After they get back, the king calls Eryn into his presence. He has taken upon himself to help teach her the fine art of politics. He also manipulates her into a diplomatic trip back to her original homeland. She doesn’t want to go, because she wants to work on her new health care center, but king convinces her that she could learn a lot from the healers in her old world, not to mention books. The girl loves books (another thing we have in common LOL). So her and Enric make the trip.
Once they arrive back in Takhan, that is when things really start to get interesting. Eryn meets some of her family that she didn’t even realize she had. Her family is pretty interesting and things get even more political. We also learn more about Ram’an (the diplomat that we met in book one) and his interest in Eryn. I won’t go into too much detail because this is where I think the story has the most interesting parts that I don’t want to spoil. I will mention how much I loved Eryn’s Uncle Valrad and her cousin Vran’el. Vran’el is gay, but has daughter. In this world, offspring is very important because everyone wants heirs. Marriages are also generally arranged, but both parties do have to agree. In Vran’el’s case, he had an arrangement with the mother. She didn’t want to get married and he wanted to pursue a relationship with a man. Once he conceived a child he was free to do whatever he wanted. He has a wonderful relationship with another man. The story did not go into whether Vran’el’s lover had a child or not.
Once again, this book was another great addition to the series. The story is very well told, but also very long. There were parts that were a little slow and things that I thought could’ve been edited down some, but still a wonderful story. It is really the characters that make the story for me. I loved my time with the old favorites from book one, but I also really enjoyed the addition of new characters.
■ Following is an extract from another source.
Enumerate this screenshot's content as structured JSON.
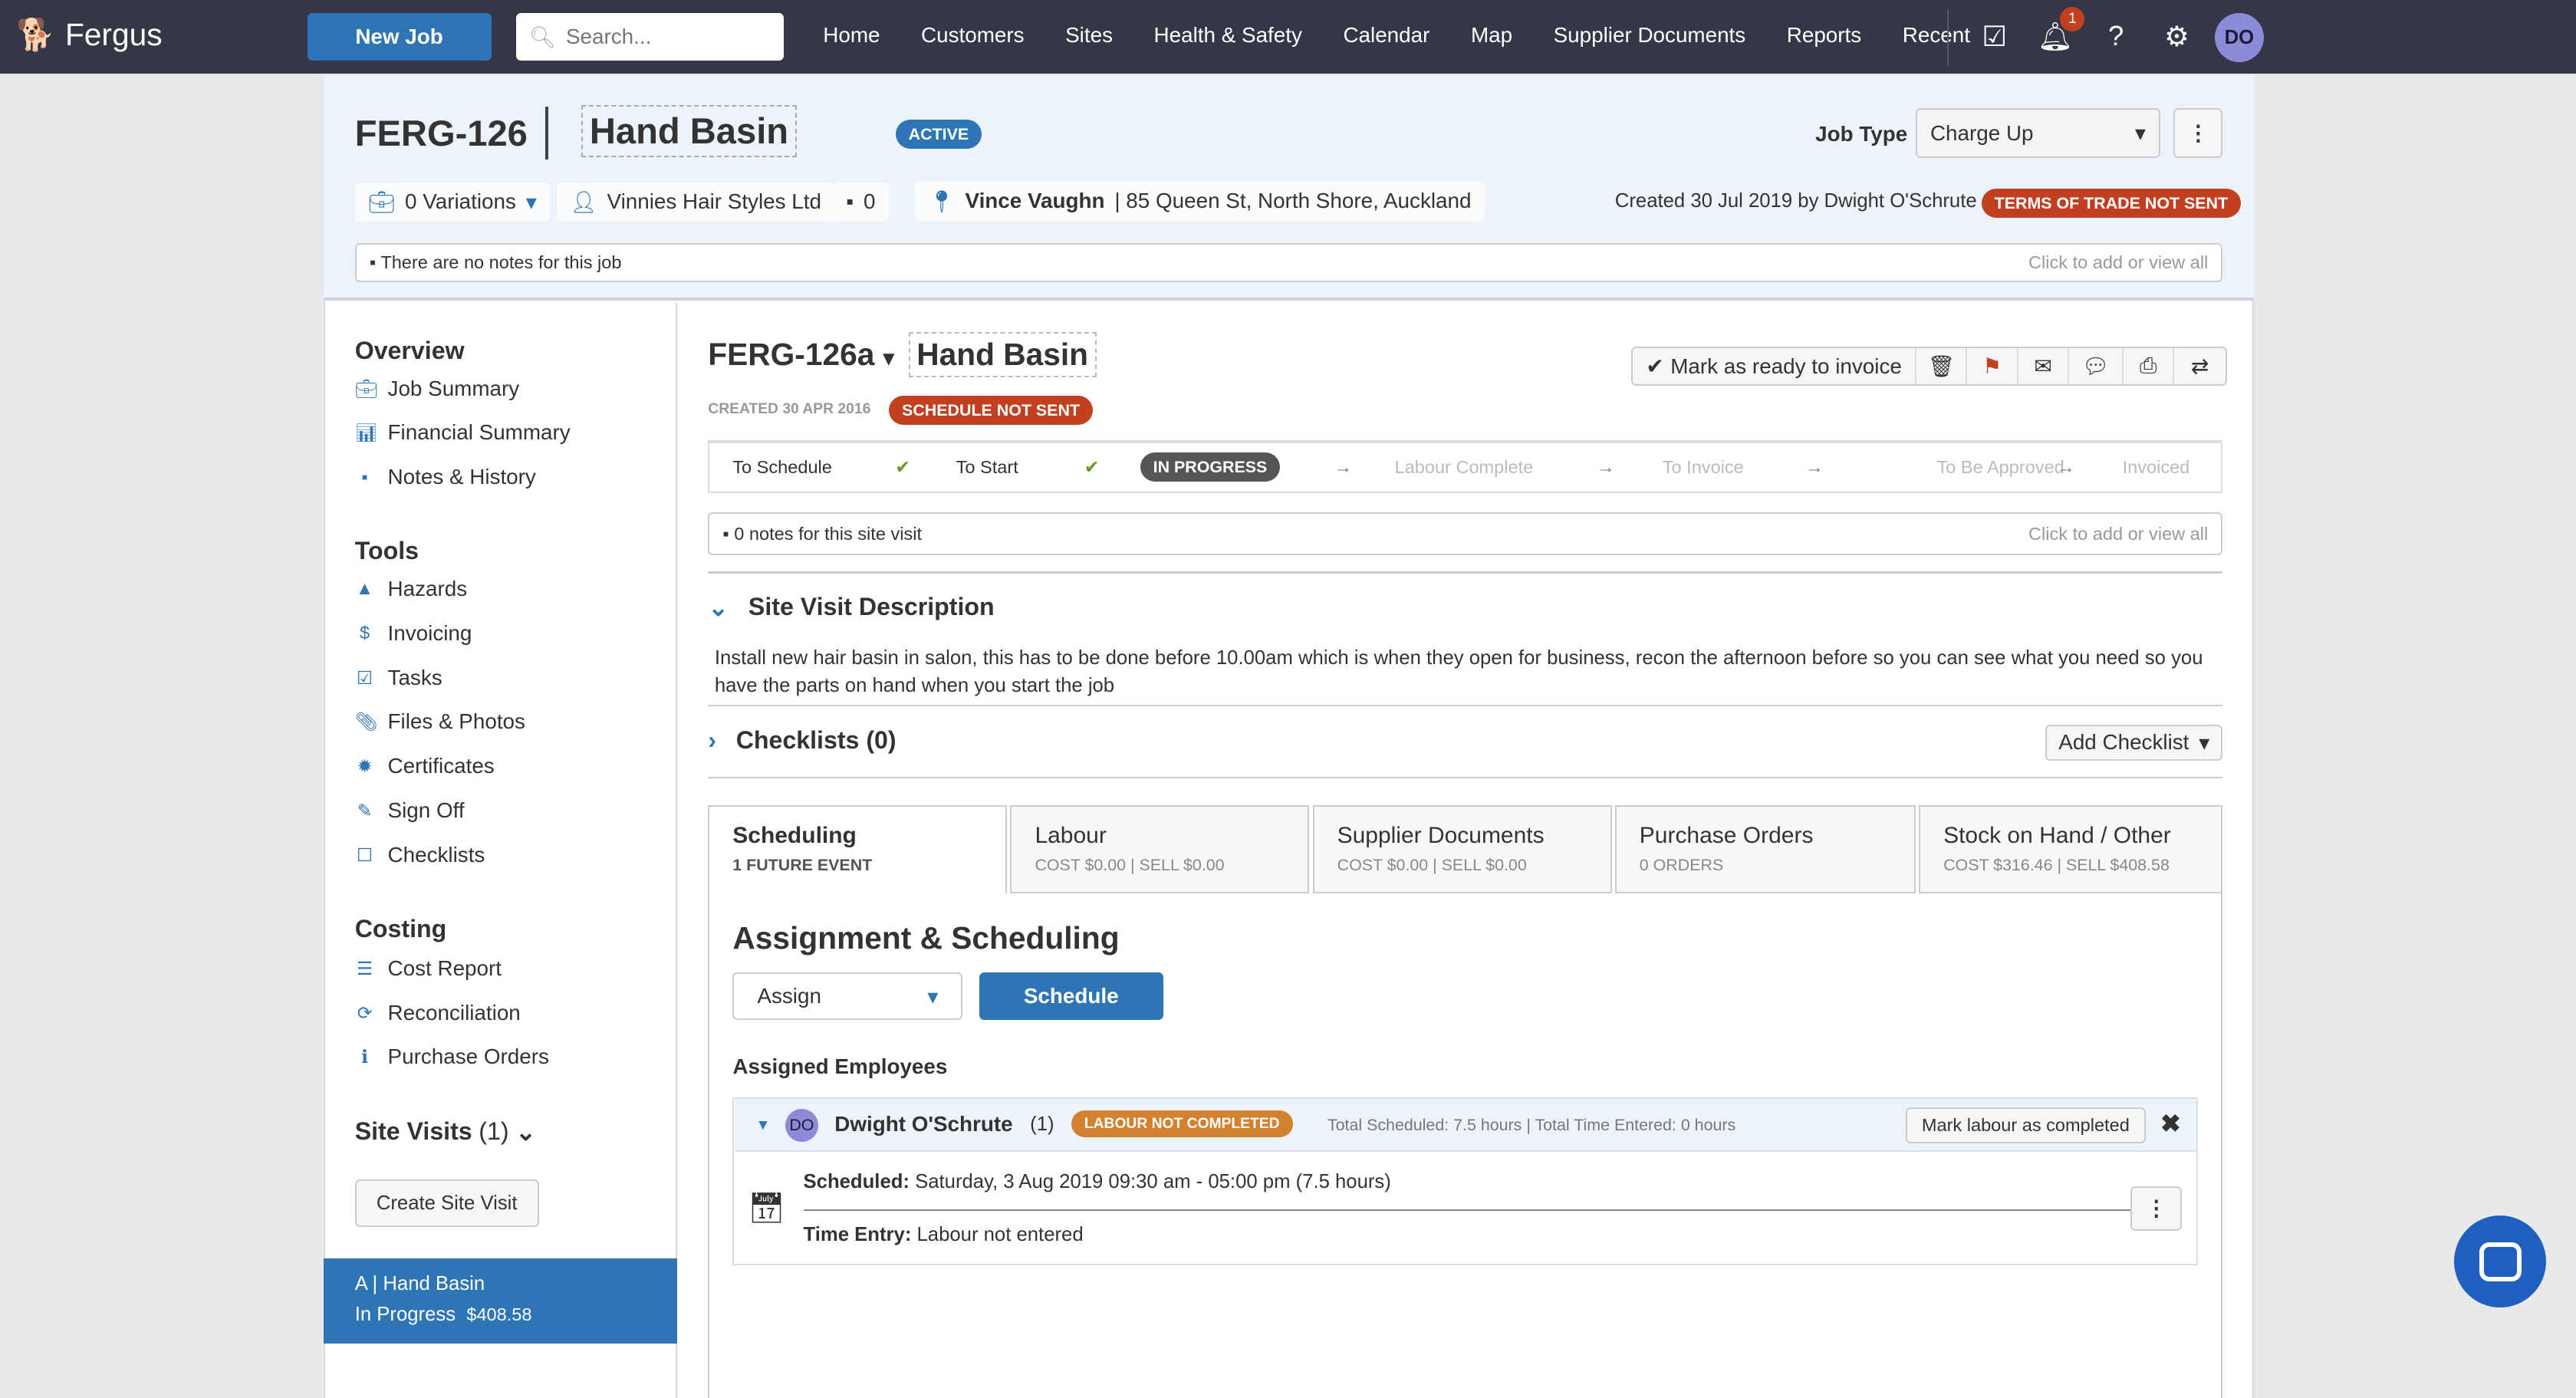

I’m excited to see what goes on in book three, which was released earlier this year. With a title like, Schemes, I’m expecting even more politics in the future.
This quote is between young Vern (a teenager) and Eryn about her dislike of political games, but using them too.
“Well done. he complemented her. “So the woman who ants to show that we can all work together without tricks and dishonesty just tricked a bunch of her gatherers into teaching her about the weather. Nice move.”
“You should have stopped after Well done.” She sighed.
He pretended to think for a moment, then shook his head. “No. Where is the fun in that?”
This quote is about Urban, the large cat that Eryn adopted on her herb gathering trip. Enric took her with him for a hunt.
Her gaze fell on Urban and the mess of bloody smears on the ground before her. “She has been successful as well, hasn’t she?”
Enric followed her gaze, still frowning. “Yes. Three small animals. Not bad for her first hunting outing, not at all. It seems that gutting our throw cushions served as sufficient preparation for the real world.” he added dryly.
My last quote is about Obal, Vran’el four-year-old daughter, who loves Urban.
“Cat!” Obal screamed when Urban strolled into the room. “Come here! Here!”
The mountain cat froze in mid-step, then turned around in a liquid movement quickly to slink back into the corridor she had emerged from.
“Another one who will be glad when she can return to the peace and quite of Anyueel tomorrow, I imagine,” Valrad laughed. “The might beast, put to flight by a four-year-old girl.”
**Book was provided to me by the author. This review is my opinion and was not requested or provoked in anyway by the author.
|The Order Series|